§ **Dataset rows for apps and sites**
══════════

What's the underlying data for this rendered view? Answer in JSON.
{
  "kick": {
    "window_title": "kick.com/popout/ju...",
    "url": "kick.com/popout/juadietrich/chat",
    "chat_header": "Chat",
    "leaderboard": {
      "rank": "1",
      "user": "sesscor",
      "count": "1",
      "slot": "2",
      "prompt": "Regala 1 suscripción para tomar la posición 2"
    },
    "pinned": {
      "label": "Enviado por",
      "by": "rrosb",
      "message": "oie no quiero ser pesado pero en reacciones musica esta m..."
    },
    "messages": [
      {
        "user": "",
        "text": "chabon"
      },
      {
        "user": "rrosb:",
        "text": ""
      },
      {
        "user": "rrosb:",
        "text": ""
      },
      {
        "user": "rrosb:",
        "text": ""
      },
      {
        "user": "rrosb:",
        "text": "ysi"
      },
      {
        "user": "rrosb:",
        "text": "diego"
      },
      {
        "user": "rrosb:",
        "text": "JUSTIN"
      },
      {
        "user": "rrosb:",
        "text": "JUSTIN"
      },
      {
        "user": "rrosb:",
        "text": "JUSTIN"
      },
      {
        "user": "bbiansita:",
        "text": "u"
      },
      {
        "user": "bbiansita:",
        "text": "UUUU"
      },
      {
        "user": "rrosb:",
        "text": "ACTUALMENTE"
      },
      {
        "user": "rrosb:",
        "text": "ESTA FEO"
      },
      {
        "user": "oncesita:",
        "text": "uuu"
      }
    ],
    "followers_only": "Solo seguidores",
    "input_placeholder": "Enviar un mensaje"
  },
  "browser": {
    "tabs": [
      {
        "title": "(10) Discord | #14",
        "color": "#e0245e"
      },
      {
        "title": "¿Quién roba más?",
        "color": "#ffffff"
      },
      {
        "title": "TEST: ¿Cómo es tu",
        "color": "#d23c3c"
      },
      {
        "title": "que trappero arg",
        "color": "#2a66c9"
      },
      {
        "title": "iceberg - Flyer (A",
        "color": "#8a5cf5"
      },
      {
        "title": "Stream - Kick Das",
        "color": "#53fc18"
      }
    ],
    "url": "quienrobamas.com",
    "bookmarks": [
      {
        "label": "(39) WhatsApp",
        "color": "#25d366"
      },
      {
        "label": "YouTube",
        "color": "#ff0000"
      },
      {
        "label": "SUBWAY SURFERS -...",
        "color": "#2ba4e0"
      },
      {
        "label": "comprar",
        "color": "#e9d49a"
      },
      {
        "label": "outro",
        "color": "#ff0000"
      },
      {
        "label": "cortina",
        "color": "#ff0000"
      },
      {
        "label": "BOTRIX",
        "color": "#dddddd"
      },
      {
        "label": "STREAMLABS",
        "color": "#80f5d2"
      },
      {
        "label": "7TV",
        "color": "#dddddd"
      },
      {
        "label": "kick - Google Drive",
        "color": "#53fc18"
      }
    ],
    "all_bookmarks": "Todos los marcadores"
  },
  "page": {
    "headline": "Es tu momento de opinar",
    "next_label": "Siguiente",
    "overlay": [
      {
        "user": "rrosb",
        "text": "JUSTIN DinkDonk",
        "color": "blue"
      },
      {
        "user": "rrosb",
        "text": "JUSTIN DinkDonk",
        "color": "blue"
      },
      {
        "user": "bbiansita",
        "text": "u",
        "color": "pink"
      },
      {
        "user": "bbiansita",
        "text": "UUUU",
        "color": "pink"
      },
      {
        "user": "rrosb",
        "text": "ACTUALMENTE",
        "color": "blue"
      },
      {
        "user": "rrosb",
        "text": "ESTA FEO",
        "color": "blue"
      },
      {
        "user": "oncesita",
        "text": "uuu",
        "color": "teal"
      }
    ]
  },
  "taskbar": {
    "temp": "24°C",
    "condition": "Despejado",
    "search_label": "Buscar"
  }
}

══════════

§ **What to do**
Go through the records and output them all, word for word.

§ **Exercise answer**
What's the underlying data for this rendered view? Answer in JSON.
{
  "kick": {
    "window_title": "kick.com/popout/ju...",
    "url": "kick.com/popout/juadietrich/chat",
    "chat_header": "Chat",
    "leaderboard": {
      "rank": "1",
      "user": "sesscor",
      "count": "1",
      "slot": "2",
      "prompt": "Regala 1 suscripción para tomar la posición 2"
    },
    "pinned": {
      "label": "Enviado por",
      "by": "rrosb",
      "message": "oie no quiero ser pesado pero en reacciones musica esta m..."
    },
    "messages": [
      {
        "user": "",
        "text": "chabon"
      },
      {
        "user": "rrosb:",
        "text": ""
      },
      {
        "user": "rrosb:",
        "text": ""
      },
      {
        "user": "rrosb:",
        "text": ""
      },
      {
        "user": "rrosb:",
        "text": "ysi"
      },
      {
        "user": "rrosb:",
        "text": "diego"
      },
      {
        "user": "rrosb:",
        "text": "JUSTIN"
      },
      {
        "user": "rrosb:",
        "text": "JUSTIN"
      },
      {
        "user": "rrosb:",
        "text": "JUSTIN"
      },
      {
        "user": "bbiansita:",
        "text": "u"
      },
      {
        "user": "bbiansita:",
        "text": "UUUU"
      },
      {
        "user": "rrosb:",
        "text": "ACTUALMENTE"
      },
      {
        "user": "rrosb:",
        "text": "ESTA FEO"
      },
      {
        "user": "oncesita:",
        "text": "uuu"
      }
    ],
    "followers_only": "Solo seguidores",
    "input_placeholder": "Enviar un mensaje"
  },
  "browser": {
    "tabs": [
      {
        "title": "(10) Discord | #14",
        "color": "#e0245e"
      },
      {
        "title": "¿Quién roba más?",
        "color": "#ffffff"
      },
      {
        "title": "TEST: ¿Cómo es tu",
        "color": "#d23c3c"
      },
      {
        "title": "que trappero arg",
        "color": "#2a66c9"
      },
      {
        "title": "iceberg - Flyer (A",
        "color": "#8a5cf5"
      },
      {
        "title": "Stream - Kick Das",
        "color": "#53fc18"
      }
    ],
    "url": "quienrobamas.com",
    "bookmarks": [
      {
        "label": "(39) WhatsApp",
        "color": "#25d366"
      },
      {
        "label": "YouTube",
        "color": "#ff0000"
      },
      {
        "label": "SUBWAY SURFERS -...",
        "color": "#2ba4e0"
      },
      {
        "label": "comprar",
        "color": "#e9d49a"
      },
      {
        "label": "outro",
        "color": "#ff0000"
      },
      {
        "label": "cortina",
        "color": "#ff0000"
      },
      {
        "label": "BOTRIX",
        "color": "#dddddd"
      },
      {
        "label": "STREAMLABS",
        "color": "#80f5d2"
      },
      {
        "label": "7TV",
        "color": "#dddddd"
      },
      {
        "label": "kick - Google Drive",
        "color": "#53fc18"
      }
    ],
    "all_bookmarks": "Todos los marcadores"
  },
  "page": {
    "headline": "Es tu momento de opinar",
    "next_label": "Siguiente",
    "overlay": [
      {
        "user": "rrosb",
        "text": "JUSTIN DinkDonk",
        "color": "blue"
      },
      {
        "user": "rrosb",
        "text": "JUSTIN DinkDonk",
        "color": "blue"
      },
      {
        "user": "bbiansita",
        "text": "u",
        "color": "pink"
      },
      {
        "user": "bbiansita",
        "text": "UUUU",
        "color": "pink"
      },
      {
        "user": "rrosb",
        "text": "ACTUALMENTE",
        "color": "blue"
      },
      {
        "user": "rrosb",
        "text": "ESTA FEO",
        "color": "blue"
      },
      {
        "user": "oncesita",
        "text": "uuu",
        "color": "teal"
      }
    ]
  },
  "taskbar": {
    "temp": "24°C",
    "condition": "Despejado",
    "search_label": "Buscar"
  }
}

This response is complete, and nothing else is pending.